When I first heard the term, post-adoption depression (PAD), it seemed like a paradox. After all, once the paperwork, home study, waiting, and expenses (not to mention the stress) were over, wouldn’t the moment of finally holding one’s baby be a time of rejoicing? For many it is, but for some it’s not, and instead they experience post adoption depression. This reaction may catch people off guard, especially when it can’t be explained by hormones, as is the case with postpartum depression.

June Bond coined the term, post-adoption depression, in a 1995 article for Roots and Wings Magazine. It refers to a combination of symptoms that may include: depressed mood, irritability, diminished interest in most activities, significant weight loss or gain, insomnia or sleeping too much, feeling worthless or excessively guilty, difficulty concentrating, and suicidal thoughts. The severity of PAD may vary and should be taken seriously if you have five or more of these symptoms during a two-week period. Whether an incapacitating depression that requires treatment, or simply “the blues,” PAD is a very real phenomenon.
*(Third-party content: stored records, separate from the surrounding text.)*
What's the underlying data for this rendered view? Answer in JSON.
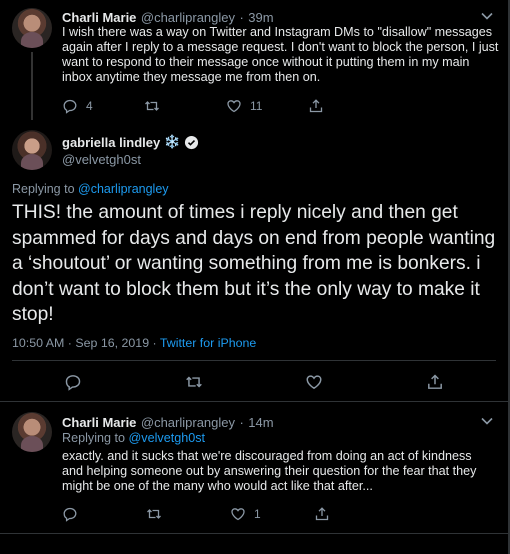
{
  "tweet1": {
    "name": "Charli Marie",
    "handle": "@charliprangley",
    "dot": "·",
    "time": "39m",
    "text": "I wish there was a way on Twitter and Instagram DMs to \"disallow\" messages again after I reply to a message request. I don't want to block the person, I just want to respond to their message once without it putting them in my main inbox anytime they message me from then on.",
    "reply_count": "4",
    "like_count": "11"
  },
  "tweet2": {
    "name": "gabriella lindley",
    "name_emoji": "❄️",
    "handle": "@velvetgh0st",
    "replying_prefix": "Replying to",
    "replying_to": "@charliprangley",
    "text": "THIS! the amount of times i reply nicely and then get spammed for days and days on end from people wanting a ‘shoutout’ or wanting something from me is bonkers. i don’t want to block them but it’s the only way to make it stop!",
    "timestamp": "10:50 AM · Sep 16, 2019 ·",
    "source": "Twitter for iPhone"
  },
  "tweet3": {
    "name": "Charli Marie",
    "handle": "@charliprangley",
    "dot": "·",
    "time": "14m",
    "replying_prefix": "Replying to",
    "replying_to": "@velvetgh0st",
    "text": "exactly. and it sucks that we're discouraged from doing an act of kindness and helping someone out by answering their question for the fear that they might be one of the many who would act like that after...",
    "like_count": "1"
  },
  "icons": {
    "reply": "reply-icon",
    "retweet": "retweet-icon",
    "like": "heart-icon",
    "share": "share-icon",
    "more": "chevron-down-icon",
    "verified": "verified-badge-icon"
  },
  "colors": {
    "background": "#000000",
    "link": "#1d9bf0",
    "muted": "#8b98a5",
    "text": "#e7e9ea"
  }
}
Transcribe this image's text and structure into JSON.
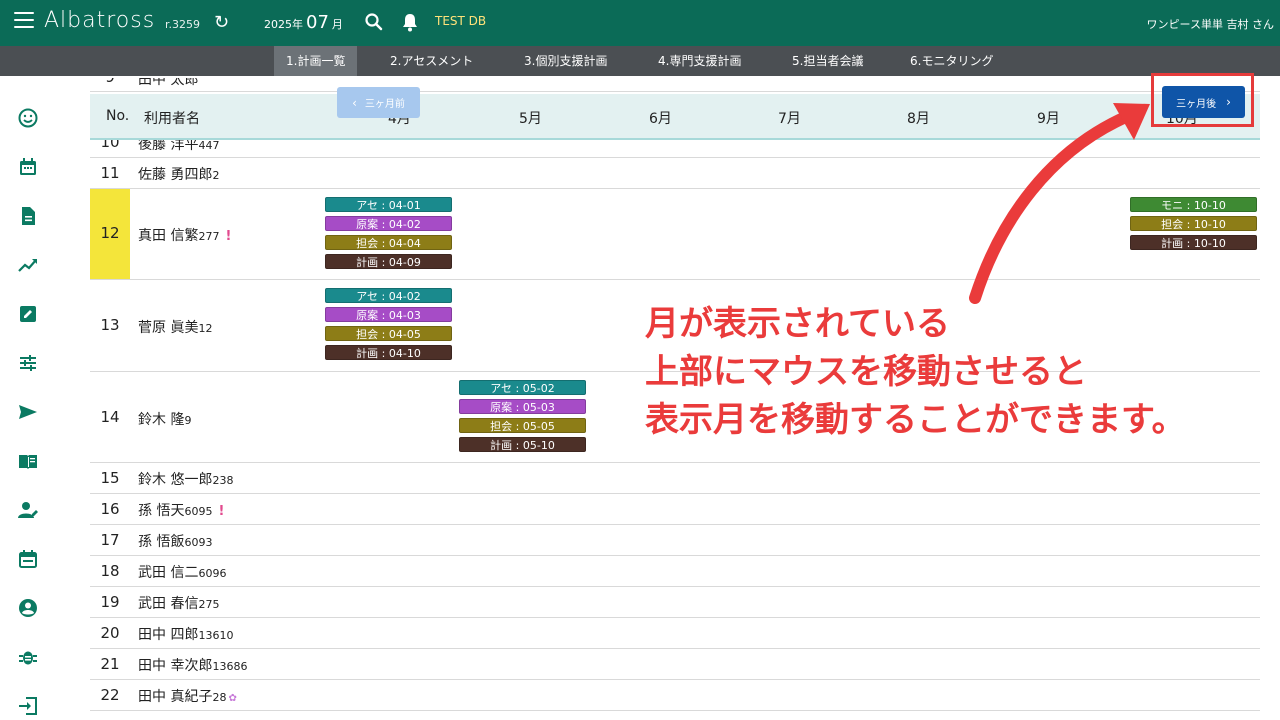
{
  "header": {
    "brand": "Albatross",
    "revision": "r.3259",
    "year": "2025年",
    "month": "07",
    "month_suffix": "月",
    "db_name": "TEST DB",
    "user": "ワンピース単単 吉村 さん"
  },
  "tabs": [
    {
      "label": "1.計画一覧",
      "active": true
    },
    {
      "label": "2.アセスメント"
    },
    {
      "label": "3.個別支援計画"
    },
    {
      "label": "4.専門支援計画"
    },
    {
      "label": "5.担当者会議"
    },
    {
      "label": "6.モニタリング"
    }
  ],
  "sidebar_icons": [
    "smile-icon",
    "calendar-icon",
    "document-icon",
    "trend-icon",
    "edit-icon",
    "sliders-icon",
    "send-icon",
    "book-icon",
    "user-edit-icon",
    "event-icon",
    "account-icon",
    "bug-icon",
    "logout-icon"
  ],
  "table": {
    "col_no": "No.",
    "col_name": "利用者名",
    "months": [
      "4月",
      "5月",
      "6月",
      "7月",
      "8月",
      "9月",
      "10月"
    ],
    "prev_label": "三ヶ月前",
    "next_label": "三ヶ月後",
    "rows": [
      {
        "no": "10",
        "name": "後藤 洋平",
        "id": "447"
      },
      {
        "no": "11",
        "name": "佐藤 勇四郎",
        "id": "2"
      },
      {
        "no": "12",
        "name": "真田 信繁",
        "id": "277",
        "flag": "!"
      },
      {
        "no": "13",
        "name": "菅原 眞美",
        "id": "12"
      },
      {
        "no": "14",
        "name": "鈴木 隆",
        "id": "9"
      },
      {
        "no": "15",
        "name": "鈴木 悠一郎",
        "id": "238"
      },
      {
        "no": "16",
        "name": "孫 悟天",
        "id": "6095",
        "flag": "!"
      },
      {
        "no": "17",
        "name": "孫 悟飯",
        "id": "6093"
      },
      {
        "no": "18",
        "name": "武田 信二",
        "id": "6096"
      },
      {
        "no": "19",
        "name": "武田 春信",
        "id": "275"
      },
      {
        "no": "20",
        "name": "田中 四郎",
        "id": "13610"
      },
      {
        "no": "21",
        "name": "田中 幸次郎",
        "id": "13686"
      },
      {
        "no": "22",
        "name": "田中 真紀子",
        "id": "28"
      }
    ],
    "chips": {
      "r12_apr": [
        "アセ : 04-01",
        "原案 : 04-02",
        "担会 : 04-04",
        "計画 : 04-09"
      ],
      "r12_oct": [
        "モニ : 10-10",
        "担会 : 10-10",
        "計画 : 10-10"
      ],
      "r13_apr": [
        "アセ : 04-02",
        "原案 : 04-03",
        "担会 : 04-05",
        "計画 : 04-10"
      ],
      "r14_may": [
        "アセ : 05-02",
        "原案 : 05-03",
        "担会 : 05-05",
        "計画 : 05-10"
      ]
    }
  },
  "annotation": {
    "lines": [
      "月が表示されている",
      "上部にマウスを移動させると",
      "表示月を移動することができます。"
    ],
    "color": "#ea3b3b"
  }
}
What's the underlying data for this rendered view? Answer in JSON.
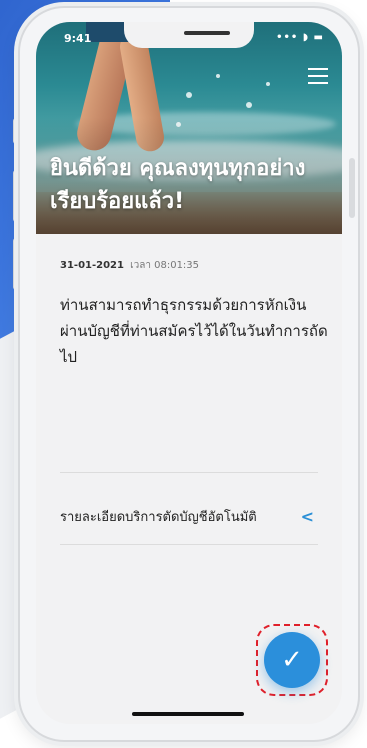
{
  "status_bar": {
    "time": "9:41",
    "icons": "••• ◗ ▬"
  },
  "hero": {
    "title": "ยินดีด้วย คุณลงทุนทุกอย่างเรียบร้อยแล้ว!"
  },
  "transaction": {
    "date": "31-01-2021",
    "time_label": "เวลา 08:01:35"
  },
  "message": "ท่านสามารถทำธุรกรรมด้วยการหักเงินผ่านบัญชีที่ท่านสมัครไว้ได้ในวันทำการถัดไป",
  "detail_link": {
    "label": "รายละเอียดบริการตัดบัญชีอัตโนมัติ",
    "chevron": "<"
  },
  "confirm_button": {
    "icon": "✓",
    "color": "#2b8fdb"
  },
  "icons": {
    "menu": "menu-icon",
    "chevron": "chevron-left-icon",
    "check": "check-icon"
  },
  "colors": {
    "accent": "#2b8fdb",
    "highlight": "#e0202a"
  }
}
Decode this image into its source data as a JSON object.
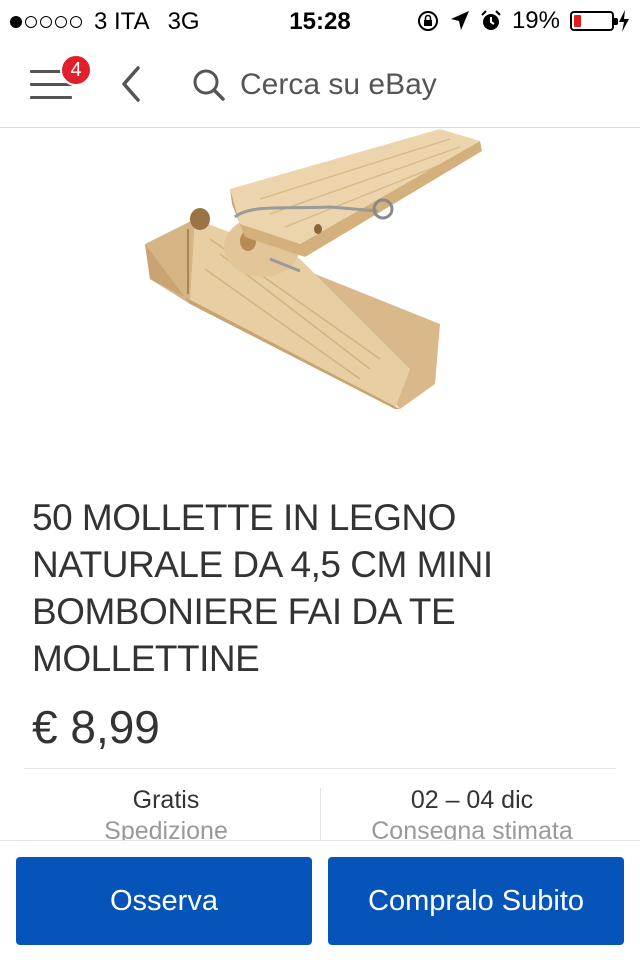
{
  "status_bar": {
    "carrier": "3 ITA",
    "network": "3G",
    "time": "15:28",
    "battery_percent": "19%",
    "battery_level": 0.19
  },
  "nav": {
    "notification_count": "4",
    "search_placeholder": "Cerca su eBay"
  },
  "product": {
    "title": "50 MOLLETTE IN LEGNO NATURALE DA 4,5 CM MINI BOMBONIERE FAI DA TE MOLLETTINE",
    "price": "€ 8,99"
  },
  "info": {
    "shipping_value": "Gratis",
    "shipping_label": "Spedizione",
    "delivery_value": "02 – 04 dic",
    "delivery_label": "Consegna stimata"
  },
  "actions": {
    "watch_label": "Osserva",
    "buy_label": "Compralo Subito"
  },
  "colors": {
    "ebay_blue": "#0654ba",
    "badge_red": "#e0202a",
    "battery_red": "#e21b1b"
  },
  "icons": [
    "menu-icon",
    "back-chevron-icon",
    "search-icon",
    "lock-rotation-icon",
    "location-arrow-icon",
    "alarm-icon",
    "battery-icon",
    "charging-bolt-icon"
  ]
}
The subject of PAD hit home when my husband and I returned from China with our daughter in 1999. During those first few days of life with ten-month old Emma, I noticed that my husband wasn’t happy. He seemed distant with Emma and he wasn’t bonding at the same rate as I. I grew concerned because this was an enormous, irrevocable change in our lives. At the same time, Steve was exhausted, suffering from a virus he contracted in China. As social workers tend to do, we processed our feelings. We realized that because he is a “slow-to-warm-up” kind of guy with change, it was taking time for him to connect with our new daughter. However within a month of our return, with the illness gone, there was a marked improvement in his relationship with Emma. They were bonding and I could see that he was happy.

After reading about PAD and reflecting on my own experience, I have a greater appreciation for those who suffer from it. As with any major life milestone, there is a natural “let-down” response. One simply cannot sustain the emotional rush indefinitely. Also, there may be hidden losses. Whether giving birth or adopting, the losses can include giving up or putting on hold a career, juggling family needs, and adjusting priorities in the marriage. For some people, the placement of a child can trigger unresolved feelings of infertility. For others, the day-to-day reality may be quite different than expected, especially if one has adopted an older child or a child with special needs. Adopting a baby from an orphanage also brings many challenges. There may be medical and developmental issues that take time to resolve.

Given the myriad of reasons for PAD, it is not surprising that it occurs far more often than adoption professionals realize. Clients, now new parents, are often hesitant to talk about it, fearing it will jeopardize the placement. However, a well-trained professional can help new parents prevent or mitigate post-adoption depression. The following list includes some excellent suggestions to help with PAD.

  • Don’t become isolated in your community. Enlist friends, family and neighbors to help with errands or domestic chores so that you can focus on bonding with your child.
  • Try to get out with your child every day. Especially in the winter, cabin fever can exacerbate feelings of depression.
  • If you have a predisposition to depression, you are at greater risk. Contact your mental health provider, counselor, and other support network to be on “standby.”
  • If the loss of career (whether temporary or permanent) triggers an identity crisis, find new areas of competence and seek out opportunities for adult contact.
  • Don’t expect perfection from yourself. Just do your best and don’t feel guilty.
  • Establish time with your spouse/partner to nurture your relationship.

The main point is, don’t develop preconceived notions about the initial adjustment period with your new child. Remember this is a transitional time for all members of the family, not just the child. Bonding takes time and you may be overwhelmed by fatigue, sickness, stress, and the new challenges of parenthood. Monitor your symptoms of depression and seek counseling and/or medical treatment if they persist and seriously impact day-to-day functioning. Talking to your social worker about any concerns prior to your child’s placement, as well as during post-placement, can help to normalize your fears.

Finally, know that you are not alone and like all good things, transition takes time.